Were there any challenges when developing the programs and products?
The main obstacles were reluctance for change. For many years, the tarmacadam companies have enjoyed an oligopoly industry, taking a ton of bitumen at a cost price to them of £65 and selling it onto a client for an average price of £1,750 per ton. Our methods of production, using waste materials and regenerating old tarmacs have turned the industry on its head.
Is there a potential for this road maintenance technology to be adopted across the world?
We are already in discussions with European, American, and Chinese companies, considering either a license agreement or white labeling our products.
Can you tell us more about the 18-month sustainability-focused road repair pilot program in Plymouth, UK?
We are working with the Heart of the South West regeneration Build Back Better program. Plymouth is undergoing huge inward investment and the SW area wants to showcase the very best of UK-based SMEs.
Do you believe plastic waste will be a key component in similar projects in the next five years?

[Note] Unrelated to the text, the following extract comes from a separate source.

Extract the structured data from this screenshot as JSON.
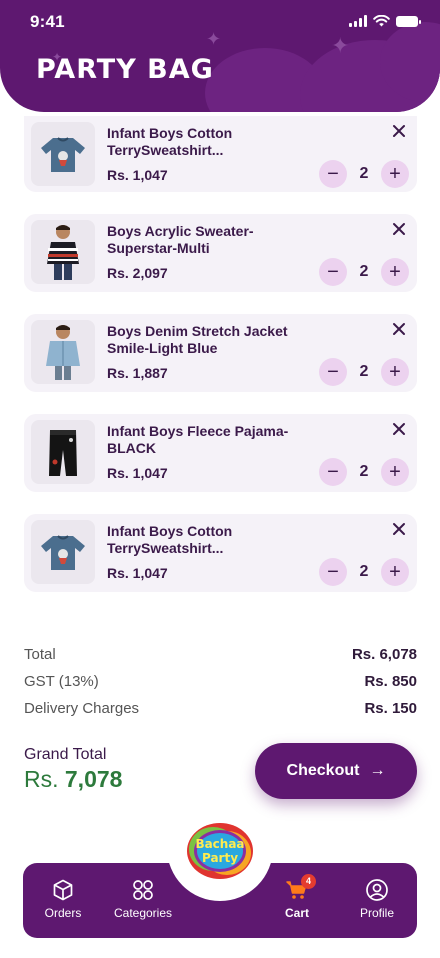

We have become over-reliant on depleting fossil minerals, and alternative measures are now required. Waste plastic is at a tipping point. The World Health Organisation concluded earlier this year that 33,000 plastic bottles flow into the Mediterranean Sea each hour. We undertook a study into microplastics on roads; for every 1 meter of road, there is the equivalent of 2.3 kg of microplastics. Change is no longer required but a necessity. Because of this, novel technologies such as Roadfill’s will become standard in construction design and build.
The UK Government has developed a Build Back Better initiative. How are you contributing to this on a national and global scale?
We are contributing by developing sustainable closed-loop circular economies. An example is that one of our clients, who operate a major UK airport, gets through 150,000 PPE equipment a week. We collect this, shred it onsite, and use this material in a substrate mix to do repair work within the airport estate. This is an example of Roadfill’s contribution to Build Back Better initiatives.
Do you have any future developments that you are able to discuss?
We are developing a filtration trap made from abundant plant materials and seashells which will be able to capture and store Co2 emissions, vehicle pollutants, and microplastics from rainwater discharge on main roads across the country.
Where can readers find more information?
About Chrysoula Raptaki
While pregnant, Chrysoula Raptaki hit a pothole with such force, her waters broke. Having just renovated a property earlier that month, she joked with her partner Chris Fallon that she should fill London’s potholes with builder’s expanding foam. From this bizarre accident, the idea of Roadfill was formed.
Roadfill has developed a method of taking waste plastics destined for landfill, reformatting the structure, and adding it to an asphalt mix. This reduces the amount of bitumen required to repair or lay a new road.
With a degree in Civil Engineering from the University of Greenwich, Chrysoula approached the concept with her construction hat on, saw elements of the industry that needed to be changed, and set about achieving her vision.
Roadfill is now a recognized brand and is expanding across overseas markets.
Disclaimer: The views expressed here are those of the interviewee and do not necessarily represent the views of AZoM.com Limited (T/A) AZoNetwork, the owner and operator of this website. This disclaimer forms part of the Terms and Conditions of use of this website.